International student enrollment at the University of Oregon dropped for the third year in a row, following a national trend of decreasing numbers of international students in the U.S. for the past two years.
This year alone, enrollment of international students dropped nearly 2 percent at UO, totaling a loss of just under 400 international students between 2017 and 2018, according to the UO student demographics report.
Nationally, undergraduate international student enrollment decreased 6.6 percent in 2017, continuing a decreasing trend first spotted in 2015, according to the Open Doors report on international student exchange.
At UO, a report on retention at the university from Institutional Research shows international student retention is higher than domestic student retention — meaning this decrease is coming from a lack of new students.
“Our international student retention is good, stronger than domestic students. Once you’re here, it seems that you’ve kind of made a commitment to be here,” Dennis Galvan, professor and vice provost for international affairs, said.
Last year, 91.1 percent of international students returned for a second year at UO, while 86.5 percent of in-state students and 84 percent of out-of-state students returned, according to a report from Institutional Research.
It is too soon to tell if the Trump administration’s travel ban and immigration policies have had an effect on international student enrollment, Galvan said.
“We don’t know whether immigration restriction issues are having an impact. They might be, but we just don’t know for sure,” Galvan said.
Galvan said he thinks this drop is due to the Chinese economy slowing.
“We know that for the last bunch of years, a lot of our students come from mainland China,” Galvan said. “The economy in China is cooling off a little bit, and so that’s going to mean fewer students going abroad — we know that for sure.”
According to the 2018 Open Doors report, the number of Chinese international students coming to American universities has been increasing; however, its increase has slowed substantially over the years.
The report, released by the Institute of International Education and the U.S. Department of State’s Bureau of Education and Cultural Affairs, states that the number of Chinese international students enrolled at American universities was up 21.4 percent in 2012. In 2017, its output was up 3.6 percent.
At UO, Galvan said the number of students applying to UO from China has decreased.
According to data provided by university spokesman Kelly McIver, application rates from Europe, Africa, the Middle East and the Western hemisphere have increased over the past two years.
The number of applications that come from China are not available at this time, McIver said.

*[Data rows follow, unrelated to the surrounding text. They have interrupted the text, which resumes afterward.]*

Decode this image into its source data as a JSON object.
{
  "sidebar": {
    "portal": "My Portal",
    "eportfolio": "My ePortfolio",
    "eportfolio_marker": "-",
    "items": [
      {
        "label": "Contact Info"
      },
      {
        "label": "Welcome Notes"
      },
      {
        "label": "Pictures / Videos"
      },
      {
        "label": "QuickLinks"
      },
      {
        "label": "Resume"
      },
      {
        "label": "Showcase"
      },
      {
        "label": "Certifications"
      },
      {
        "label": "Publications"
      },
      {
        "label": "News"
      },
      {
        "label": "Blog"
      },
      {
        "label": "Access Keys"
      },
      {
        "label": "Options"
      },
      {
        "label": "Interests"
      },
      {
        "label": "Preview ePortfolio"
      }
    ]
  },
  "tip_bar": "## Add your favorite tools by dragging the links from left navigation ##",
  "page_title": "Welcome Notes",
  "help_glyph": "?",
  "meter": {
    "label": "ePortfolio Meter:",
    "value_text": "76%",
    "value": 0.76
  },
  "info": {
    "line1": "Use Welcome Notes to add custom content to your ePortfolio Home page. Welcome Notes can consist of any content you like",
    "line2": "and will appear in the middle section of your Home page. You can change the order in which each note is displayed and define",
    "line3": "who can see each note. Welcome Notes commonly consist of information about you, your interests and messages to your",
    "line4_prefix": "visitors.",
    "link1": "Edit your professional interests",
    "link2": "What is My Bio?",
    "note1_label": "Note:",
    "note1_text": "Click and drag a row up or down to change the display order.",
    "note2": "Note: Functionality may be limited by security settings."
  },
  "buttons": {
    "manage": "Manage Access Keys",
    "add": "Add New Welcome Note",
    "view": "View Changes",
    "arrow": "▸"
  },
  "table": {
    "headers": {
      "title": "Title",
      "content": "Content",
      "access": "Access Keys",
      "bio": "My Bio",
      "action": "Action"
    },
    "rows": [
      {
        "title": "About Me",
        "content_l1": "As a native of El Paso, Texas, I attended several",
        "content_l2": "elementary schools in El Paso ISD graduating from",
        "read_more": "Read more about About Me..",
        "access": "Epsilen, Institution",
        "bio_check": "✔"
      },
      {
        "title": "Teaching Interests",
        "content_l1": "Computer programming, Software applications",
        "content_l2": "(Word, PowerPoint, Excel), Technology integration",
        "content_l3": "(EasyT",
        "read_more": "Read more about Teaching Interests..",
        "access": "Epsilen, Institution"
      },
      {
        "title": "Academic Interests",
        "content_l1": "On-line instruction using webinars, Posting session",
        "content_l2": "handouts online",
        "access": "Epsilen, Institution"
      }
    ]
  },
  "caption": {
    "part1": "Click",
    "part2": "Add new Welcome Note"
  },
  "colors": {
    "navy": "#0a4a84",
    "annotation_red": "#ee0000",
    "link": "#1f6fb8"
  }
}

The admissions department personnel that could provide these numbers could not be reached at the time of publication.
McIver said increased application rates do not directly lead to increased enrollment, but they are still “positive indicators.”
Galvan said the decrease in international students on campus could have an impact on the financial state of the university.
International students pay non-resident tuition, which is the same amount of tuition that out-of-state students pay.
“The university does rely on tuition. So if we have fewer students in general, we have less tuition dollars,” Galvan said.
Brian Sun, an international student from China and the outreach director for the International Student Association, said he thinks social barriers could be the reason for the decrease in international students on campus.
“I feel that if you are an international student here, you want to feel welcomed, but I don’t feel that we are being welcomed enough here at the university,” Sun said.
Sun is a peer mentor for International Student and Scholar Services and has been volunteering for international student orientation for over two years.
Sun said he feels international students have to try harder to have a relationship with domestic students.
“In order to just have a normal college life, [domestic students] don’t need to have any relationships with international students. But as international students, we need [relationships with] domestic students to have a better life here,” Sun said.
Remi Tanida, a junior international student majoring in international studies, said international students should be valued more on campus because of what they can contribute to the classroom.
“If international students come to the UO, they can provide their own perspectives and different points of view,” Tanida said.
Tanida is a peer mentor for the ISSS. She said she wanted to be a peer mentor because when she was a freshman at UO, she didn’t have a mentor and it made transitioning to UO much harder.
The university is working to improve the number of new students through increasing international recruitment efforts, Galvan said.
For example, UO employees have been permanently placed in Beijing and Singapore to answer international students’ questions and increase outreach. They are hoping to set up another employee in India in the next year.
The university offers $750,000 in scholarships each year exclusively for international students. These scholarships are both merit and need based, Galvan said.
“International students are a critical part of diversity on campus,” Galvan said. “Our learning experience is enhanced because people bring different questions and different answers and different perspectives.”